Europe’s economic disaster
Wonkblog’s Matt O’Brien looks at the current state of Europe’s recovery and calls it “one of the biggest catastrophes in economic history.” Paul Krugman agrees with that assessment. More than six years since the financial crisis began, Europe still hasn’t had a real recovery, “and… that’s about to make it worse than the worst of the 1930s.” Wonkblog puts the current malaise in context by charting how many years it took after other crises to return to pre-crisis peak gross domestic product. The current era is the black line, and it’s not pretty:
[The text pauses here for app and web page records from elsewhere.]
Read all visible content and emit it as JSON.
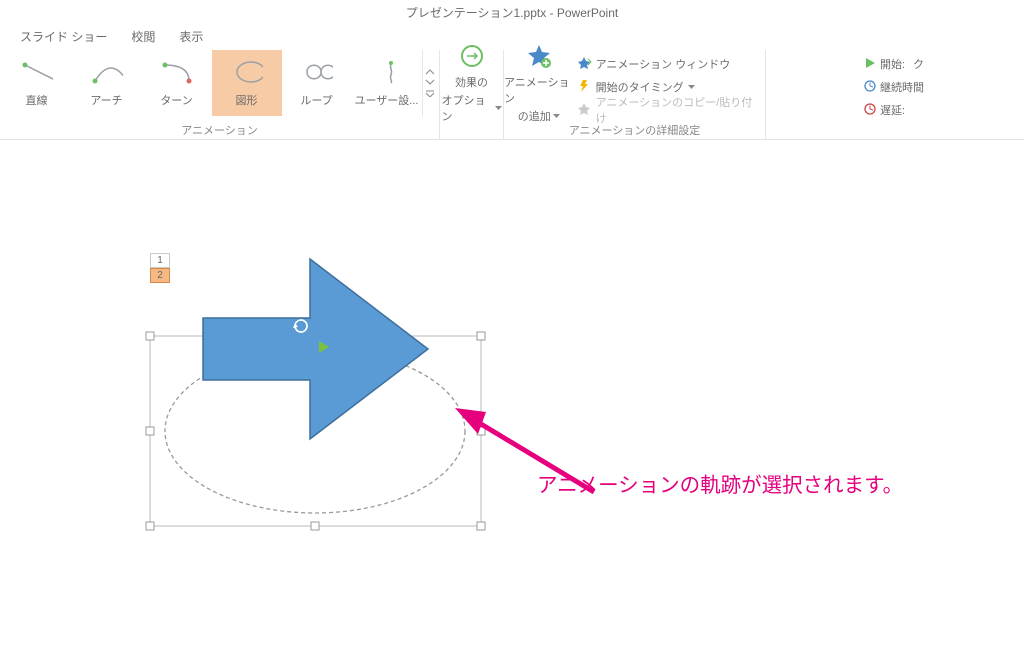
{
  "titleBar": {
    "title": "プレゼンテーション1.pptx - PowerPoint"
  },
  "tabs": {
    "slideshow": "スライド ショー",
    "review": "校閲",
    "view": "表示"
  },
  "ribbon": {
    "animGalleryLabel": "アニメーション",
    "items": {
      "line": "直線",
      "arch": "アーチ",
      "turn": "ターン",
      "shape": "図形",
      "loop": "ループ",
      "userPath": "ユーザー設..."
    },
    "effectOptions": {
      "line1": "効果の",
      "line2": "オプション"
    },
    "addAnim": {
      "line1": "アニメーション",
      "line2": "の追加"
    },
    "advanced": {
      "pane": "アニメーション ウィンドウ",
      "timing": "開始のタイミング",
      "painter": "アニメーションのコピー/貼り付け",
      "groupLabel": "アニメーションの詳細設定"
    },
    "timing": {
      "start": "開始:",
      "startValue": "ク",
      "duration": "継続時間",
      "delay": "遅延:"
    }
  },
  "canvas": {
    "animOrder1": "1",
    "animOrder2": "2",
    "annotation": "アニメーションの軌跡が選択されます。"
  }
}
All the more galling, O’Brien argues, is that this is a “policy-induced disaster” of fiscal austerity and weak monetary stimulus. Ryan McCarthy pointed out in 2012 that the pattern to “Euro crisis flare-ups is getting very familiar”: problems get contained but fundamental causes remain unaddressed. The head of the European Central Bank, Mario Draghi, has rolled out a negative interest rate on bank deposits to try to spur lending and boost inflation. Draghi is also talking about quantitative easing, but it’s not clear that he has the power to implement such a policy. Unfortunately, that means there’s not that much more monetary policy can realistically do to offset disastrous fiscal policy.